The average of these ratings then served as an “objective” rating of each song’s quality in subsequent versions of the experiment. In the control group, subjects saw no information other than the names of the bands and the songs, so their individual ratings were completely independent of the reactions of other participants.
Those independent ratings were extremely variable. Some songs got mostly high marks or mostly low marks, but a substantially larger number received distinctly mixed reviews.

Reinvesting In The Middle Class

National Journal writes up Nick Hanauer and his crusade for taxing the ultra wealthy folks like himself:
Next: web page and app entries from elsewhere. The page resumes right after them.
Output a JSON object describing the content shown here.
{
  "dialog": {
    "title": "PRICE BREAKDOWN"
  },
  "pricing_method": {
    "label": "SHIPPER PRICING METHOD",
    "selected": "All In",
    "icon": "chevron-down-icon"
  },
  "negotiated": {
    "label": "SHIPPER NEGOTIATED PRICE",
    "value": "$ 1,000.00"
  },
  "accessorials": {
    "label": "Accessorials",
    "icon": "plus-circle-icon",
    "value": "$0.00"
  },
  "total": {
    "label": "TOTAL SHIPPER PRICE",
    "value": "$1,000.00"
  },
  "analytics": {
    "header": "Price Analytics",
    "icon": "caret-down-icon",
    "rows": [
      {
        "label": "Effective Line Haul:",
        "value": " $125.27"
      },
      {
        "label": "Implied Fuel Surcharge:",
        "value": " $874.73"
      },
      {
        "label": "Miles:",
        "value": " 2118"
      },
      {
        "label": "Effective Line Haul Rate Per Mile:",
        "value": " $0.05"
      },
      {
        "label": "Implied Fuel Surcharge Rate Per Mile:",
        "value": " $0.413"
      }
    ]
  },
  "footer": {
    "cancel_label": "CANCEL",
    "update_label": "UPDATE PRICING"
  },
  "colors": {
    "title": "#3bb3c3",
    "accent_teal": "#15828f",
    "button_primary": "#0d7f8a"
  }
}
Like a lot of self-made rich guys, Hanauer has developed a theory on how to fix the ailing economy. He preaches it in op-ed columns, television interviews, political gatherings, and casual conversations with Seattle’s innovation royalty. He was invited to give a speech this spring by the organizers of TED, the nonprofit that has grown famous for commissioning “TED talks” on such diverse topics as the nature of innovation, the science of global warming, and the need to spread contraceptives throughout the developing world. Hanauer’s pitch took five minutes at the TED University conference on March 1. Afterward, organizers seemed keen to post it on their website. Then in May, they abruptly told him his remarks were too controversial, too political for TED, and wouldn’t be published online.
The disqualifying notion at the center of Hanauer’s talk was that the innovators and businessmen are not, in fact, “job creators”—that the fate of the economy rests instead in the hands of the middle class. So Hanauer wants to tax rich guys like himself more, to pay for investments to nurture middle-class families.
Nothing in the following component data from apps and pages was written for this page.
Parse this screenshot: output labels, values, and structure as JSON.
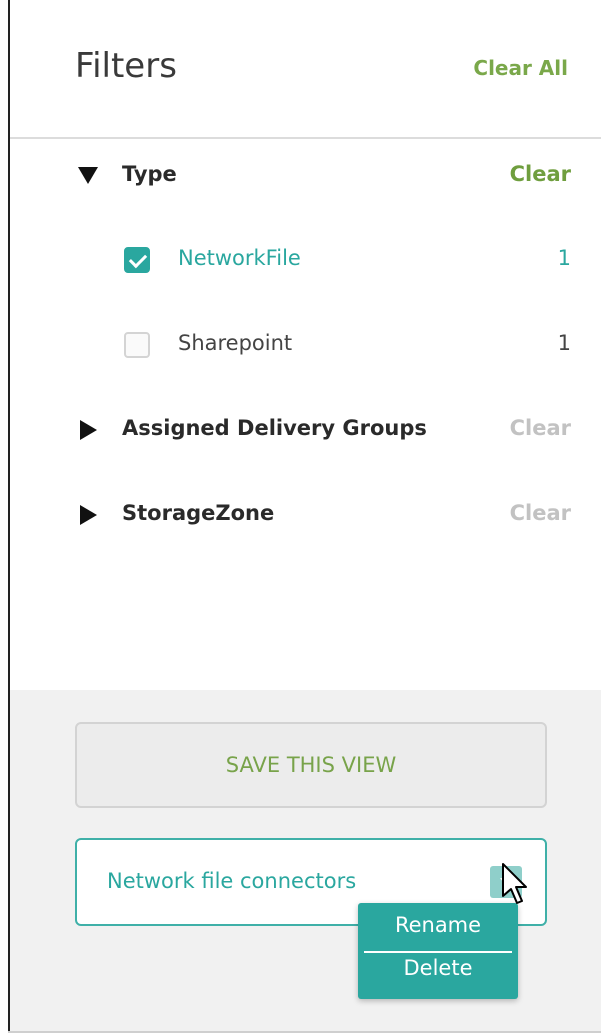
{
  "header": {
    "title": "Filters",
    "clear_all_label": "Clear All"
  },
  "sections": [
    {
      "label": "Type",
      "expanded": true,
      "clear_label": "Clear",
      "clear_active": true,
      "options": [
        {
          "name": "NetworkFile",
          "count": "1",
          "checked": true
        },
        {
          "name": "Sharepoint",
          "count": "1",
          "checked": false
        }
      ]
    },
    {
      "label": "Assigned Delivery Groups",
      "expanded": false,
      "clear_label": "Clear",
      "clear_active": false
    },
    {
      "label": "StorageZone",
      "expanded": false,
      "clear_label": "Clear",
      "clear_active": false
    }
  ],
  "footer": {
    "save_button_label": "SAVE THIS VIEW",
    "saved_view": {
      "value": "Network file connectors"
    },
    "menu_items": [
      "Rename",
      "Delete"
    ]
  },
  "colors": {
    "accent": "#2aa79f",
    "green": "#7aa84a",
    "inactive": "#c2c2c2"
  },
  "icons": {
    "expand": "triangle-down-icon",
    "collapse": "triangle-right-icon",
    "dropdown": "chevron-down-icon",
    "cursor": "mouse-pointer-icon"
  }
}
“We’ve had it backward for the last 30 years,” Hanauer said at the TED conference. “Rich businesspeople like me don’t create jobs. Rather, they are a consequence of an ecosystemic feedback loop animated by middle-class consumers.” When the middle class thrives, he said, “businesses grow and hire, and owners profit.”
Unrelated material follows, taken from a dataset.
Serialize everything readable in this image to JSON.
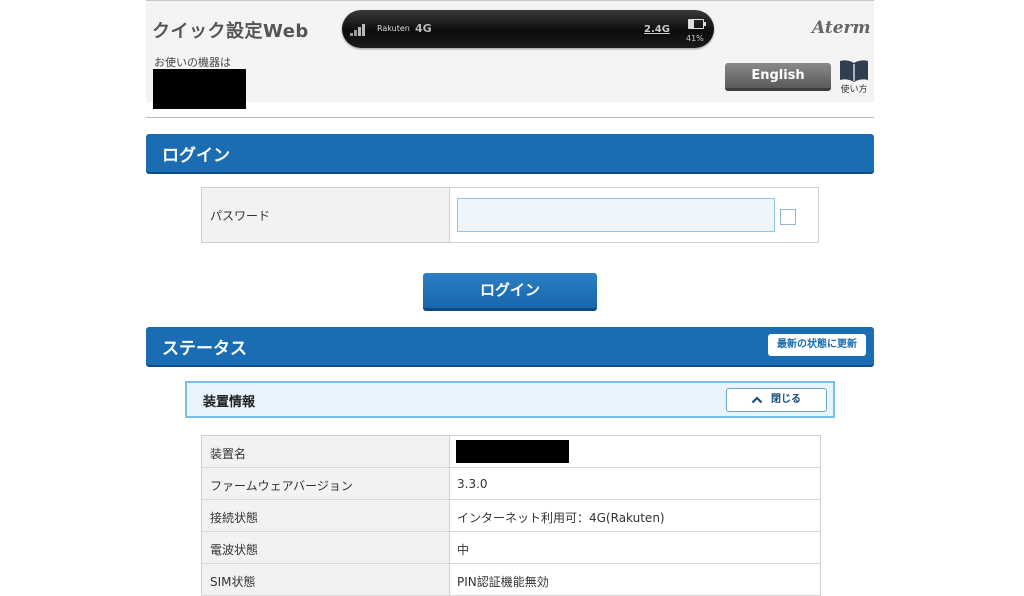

Emerging research from high-powered experts across the ideological spectrum backs that economic inversion. Their work shows how America’s long-term prosperity is in jeopardy because the middle class is struggling and the super-rich are pulling away.
Widening income inequality helped drive us into the Great Recession and is holding back our recovery. It is tempting to view the stagnation of the middle class and the disappearance of middle-skill jobs as a problem for only some of us. That’s simply untrue. Mounting economic evidence  suggests strongly that Hanauer’s argument is correct and is, in fact, fundamental to America’s future. It’s not a do-good argument. It is a selfish one, both for innovators and for every other American counting on the innovator class to power growth for decades to come.
The evidence suggests that the United States needs a vibrant middle class. Not for any of sentimental reasons, but because it’s a very dangerous thing not to have.
As Hanauer is discovering, that’s not something many American elites want to hear.
The article focuses on Hanauer, his glamorous lifestyle and his position that middle class people need to be able to purchase consumer goods to make "job creators" rich.  He pushes for higher taxes on the wealthy, but we also need to see an increase in the share of productivity which goes to labor versus capital.  The article notes that no single businessman is going to raise the wages of his workers and have any real impact on the wider economy unless all other workers are also getting raises.  Unfortunately, the Bush tax cuts, Romney's tax plan, and the Ryan budget all give special consideration for investment income versus earned income.  As Hanauer notes, he pays an effective tax rate of 11%.   Most middle class families pay as much or more as a share of their income, and they have jobs they have to go to.  That doesn't make any sense.